_Source material:_

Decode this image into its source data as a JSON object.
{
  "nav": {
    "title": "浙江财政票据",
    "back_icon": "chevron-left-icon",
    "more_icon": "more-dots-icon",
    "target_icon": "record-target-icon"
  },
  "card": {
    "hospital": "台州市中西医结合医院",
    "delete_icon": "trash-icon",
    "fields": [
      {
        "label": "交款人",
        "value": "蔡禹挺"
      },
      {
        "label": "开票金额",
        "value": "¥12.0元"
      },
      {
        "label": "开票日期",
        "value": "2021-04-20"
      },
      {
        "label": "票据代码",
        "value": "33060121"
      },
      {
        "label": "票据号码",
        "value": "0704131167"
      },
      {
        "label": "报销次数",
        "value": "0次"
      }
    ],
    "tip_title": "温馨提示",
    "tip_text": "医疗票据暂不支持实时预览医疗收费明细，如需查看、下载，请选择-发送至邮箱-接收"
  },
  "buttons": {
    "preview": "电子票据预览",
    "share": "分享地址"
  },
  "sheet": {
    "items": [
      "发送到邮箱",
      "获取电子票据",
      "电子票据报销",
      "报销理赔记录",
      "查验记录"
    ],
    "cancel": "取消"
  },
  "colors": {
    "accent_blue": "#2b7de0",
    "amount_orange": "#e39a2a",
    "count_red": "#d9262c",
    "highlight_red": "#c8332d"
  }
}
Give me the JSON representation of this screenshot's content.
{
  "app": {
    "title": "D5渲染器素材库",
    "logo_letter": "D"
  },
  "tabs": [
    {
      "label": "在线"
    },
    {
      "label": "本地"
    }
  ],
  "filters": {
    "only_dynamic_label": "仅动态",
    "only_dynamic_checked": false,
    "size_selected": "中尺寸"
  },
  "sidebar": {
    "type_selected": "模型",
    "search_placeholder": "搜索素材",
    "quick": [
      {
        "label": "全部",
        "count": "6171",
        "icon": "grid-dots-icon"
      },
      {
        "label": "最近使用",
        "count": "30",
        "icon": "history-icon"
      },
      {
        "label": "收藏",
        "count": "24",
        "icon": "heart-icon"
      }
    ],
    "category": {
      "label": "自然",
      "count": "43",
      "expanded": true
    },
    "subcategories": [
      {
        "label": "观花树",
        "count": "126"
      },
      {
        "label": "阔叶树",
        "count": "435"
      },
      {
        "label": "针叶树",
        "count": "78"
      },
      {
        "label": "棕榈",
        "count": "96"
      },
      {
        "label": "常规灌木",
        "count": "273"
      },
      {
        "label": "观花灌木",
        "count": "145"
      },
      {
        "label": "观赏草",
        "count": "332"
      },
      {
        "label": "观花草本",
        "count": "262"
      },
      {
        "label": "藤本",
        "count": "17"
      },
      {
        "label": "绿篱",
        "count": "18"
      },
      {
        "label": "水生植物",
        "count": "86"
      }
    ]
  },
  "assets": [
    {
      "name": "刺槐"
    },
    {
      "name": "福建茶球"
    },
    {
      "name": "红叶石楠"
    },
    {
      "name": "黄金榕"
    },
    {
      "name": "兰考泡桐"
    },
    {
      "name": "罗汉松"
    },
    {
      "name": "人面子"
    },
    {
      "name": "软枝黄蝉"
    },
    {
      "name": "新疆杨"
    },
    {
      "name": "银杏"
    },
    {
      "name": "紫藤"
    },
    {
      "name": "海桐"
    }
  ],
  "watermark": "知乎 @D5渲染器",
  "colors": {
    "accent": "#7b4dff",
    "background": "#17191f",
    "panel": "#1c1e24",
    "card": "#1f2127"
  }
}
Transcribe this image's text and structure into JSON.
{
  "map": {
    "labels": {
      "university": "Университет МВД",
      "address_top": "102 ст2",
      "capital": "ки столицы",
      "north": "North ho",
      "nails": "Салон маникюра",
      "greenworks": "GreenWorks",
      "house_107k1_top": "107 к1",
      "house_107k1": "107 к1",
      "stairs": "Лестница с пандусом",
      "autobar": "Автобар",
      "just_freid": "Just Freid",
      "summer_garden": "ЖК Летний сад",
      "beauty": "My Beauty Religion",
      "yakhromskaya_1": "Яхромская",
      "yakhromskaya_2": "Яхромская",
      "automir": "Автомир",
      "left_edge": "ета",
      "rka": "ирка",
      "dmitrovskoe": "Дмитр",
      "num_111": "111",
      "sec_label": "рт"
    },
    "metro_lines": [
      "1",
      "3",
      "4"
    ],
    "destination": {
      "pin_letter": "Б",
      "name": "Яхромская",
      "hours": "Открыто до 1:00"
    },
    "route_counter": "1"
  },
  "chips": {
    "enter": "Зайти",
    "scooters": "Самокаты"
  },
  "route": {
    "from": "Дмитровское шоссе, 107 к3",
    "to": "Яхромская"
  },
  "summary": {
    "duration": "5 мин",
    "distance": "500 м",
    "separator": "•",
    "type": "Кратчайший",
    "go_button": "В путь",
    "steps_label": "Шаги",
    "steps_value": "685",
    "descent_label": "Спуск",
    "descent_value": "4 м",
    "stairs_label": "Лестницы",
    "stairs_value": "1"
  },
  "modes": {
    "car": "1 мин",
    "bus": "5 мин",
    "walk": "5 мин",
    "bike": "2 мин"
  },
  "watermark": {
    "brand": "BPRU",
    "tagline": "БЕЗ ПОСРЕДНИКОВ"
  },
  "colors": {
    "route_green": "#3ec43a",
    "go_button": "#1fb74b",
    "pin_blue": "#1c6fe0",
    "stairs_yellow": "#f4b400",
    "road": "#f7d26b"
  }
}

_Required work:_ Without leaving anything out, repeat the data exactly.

_Answer space:_
Decode this image into its source data as a JSON object.
{
  "nav": {
    "title": "浙江财政票据",
    "back_icon": "chevron-left-icon",
    "more_icon": "more-dots-icon",
    "target_icon": "record-target-icon"
  },
  "card": {
    "hospital": "台州市中西医结合医院",
    "delete_icon": "trash-icon",
    "fields": [
      {
        "label": "交款人",
        "value": "蔡禹挺"
      },
      {
        "label": "开票金额",
        "value": "¥12.0元"
      },
      {
        "label": "开票日期",
        "value": "2021-04-20"
      },
      {
        "label": "票据代码",
        "value": "33060121"
      },
      {
        "label": "票据号码",
        "value": "0704131167"
      },
      {
        "label": "报销次数",
        "value": "0次"
      }
    ],
    "tip_title": "温馨提示",
    "tip_text": "医疗票据暂不支持实时预览医疗收费明细，如需查看、下载，请选择-发送至邮箱-接收"
  },
  "buttons": {
    "preview": "电子票据预览",
    "share": "分享地址"
  },
  "sheet": {
    "items": [
      "发送到邮箱",
      "获取电子票据",
      "电子票据报销",
      "报销理赔记录",
      "查验记录"
    ],
    "cancel": "取消"
  },
  "colors": {
    "accent_blue": "#2b7de0",
    "amount_orange": "#e39a2a",
    "count_red": "#d9262c",
    "highlight_red": "#c8332d"
  }
}
Give me the JSON representation of this screenshot's content.
{
  "app": {
    "title": "D5渲染器素材库",
    "logo_letter": "D"
  },
  "tabs": [
    {
      "label": "在线"
    },
    {
      "label": "本地"
    }
  ],
  "filters": {
    "only_dynamic_label": "仅动态",
    "only_dynamic_checked": false,
    "size_selected": "中尺寸"
  },
  "sidebar": {
    "type_selected": "模型",
    "search_placeholder": "搜索素材",
    "quick": [
      {
        "label": "全部",
        "count": "6171",
        "icon": "grid-dots-icon"
      },
      {
        "label": "最近使用",
        "count": "30",
        "icon": "history-icon"
      },
      {
        "label": "收藏",
        "count": "24",
        "icon": "heart-icon"
      }
    ],
    "category": {
      "label": "自然",
      "count": "43",
      "expanded": true
    },
    "subcategories": [
      {
        "label": "观花树",
        "count": "126"
      },
      {
        "label": "阔叶树",
        "count": "435"
      },
      {
        "label": "针叶树",
        "count": "78"
      },
      {
        "label": "棕榈",
        "count": "96"
      },
      {
        "label": "常规灌木",
        "count": "273"
      },
      {
        "label": "观花灌木",
        "count": "145"
      },
      {
        "label": "观赏草",
        "count": "332"
      },
      {
        "label": "观花草本",
        "count": "262"
      },
      {
        "label": "藤本",
        "count": "17"
      },
      {
        "label": "绿篱",
        "count": "18"
      },
      {
        "label": "水生植物",
        "count": "86"
      }
    ]
  },
  "assets": [
    {
      "name": "刺槐"
    },
    {
      "name": "福建茶球"
    },
    {
      "name": "红叶石楠"
    },
    {
      "name": "黄金榕"
    },
    {
      "name": "兰考泡桐"
    },
    {
      "name": "罗汉松"
    },
    {
      "name": "人面子"
    },
    {
      "name": "软枝黄蝉"
    },
    {
      "name": "新疆杨"
    },
    {
      "name": "银杏"
    },
    {
      "name": "紫藤"
    },
    {
      "name": "海桐"
    }
  ],
  "watermark": "知乎 @D5渲染器",
  "colors": {
    "accent": "#7b4dff",
    "background": "#17191f",
    "panel": "#1c1e24",
    "card": "#1f2127"
  }
}
Transcribe this image's text and structure into JSON.
{
  "map": {
    "labels": {
      "university": "Университет МВД",
      "address_top": "102 ст2",
      "capital": "ки столицы",
      "north": "North ho",
      "nails": "Салон маникюра",
      "greenworks": "GreenWorks",
      "house_107k1_top": "107 к1",
      "house_107k1": "107 к1",
      "stairs": "Лестница с пандусом",
      "autobar": "Автобар",
      "just_freid": "Just Freid",
      "summer_garden": "ЖК Летний сад",
      "beauty": "My Beauty Religion",
      "yakhromskaya_1": "Яхромская",
      "yakhromskaya_2": "Яхромская",
      "automir": "Автомир",
      "left_edge": "ета",
      "rka": "ирка",
      "dmitrovskoe": "Дмитр",
      "num_111": "111",
      "sec_label": "рт"
    },
    "metro_lines": [
      "1",
      "3",
      "4"
    ],
    "destination": {
      "pin_letter": "Б",
      "name": "Яхромская",
      "hours": "Открыто до 1:00"
    },
    "route_counter": "1"
  },
  "chips": {
    "enter": "Зайти",
    "scooters": "Самокаты"
  },
  "route": {
    "from": "Дмитровское шоссе, 107 к3",
    "to": "Яхромская"
  },
  "summary": {
    "duration": "5 мин",
    "distance": "500 м",
    "separator": "•",
    "type": "Кратчайший",
    "go_button": "В путь",
    "steps_label": "Шаги",
    "steps_value": "685",
    "descent_label": "Спуск",
    "descent_value": "4 м",
    "stairs_label": "Лестницы",
    "stairs_value": "1"
  },
  "modes": {
    "car": "1 мин",
    "bus": "5 мин",
    "walk": "5 мин",
    "bike": "2 мин"
  },
  "watermark": {
    "brand": "BPRU",
    "tagline": "БЕЗ ПОСРЕДНИКОВ"
  },
  "colors": {
    "route_green": "#3ec43a",
    "go_button": "#1fb74b",
    "pin_blue": "#1c6fe0",
    "stairs_yellow": "#f4b400",
    "road": "#f7d26b"
  }
}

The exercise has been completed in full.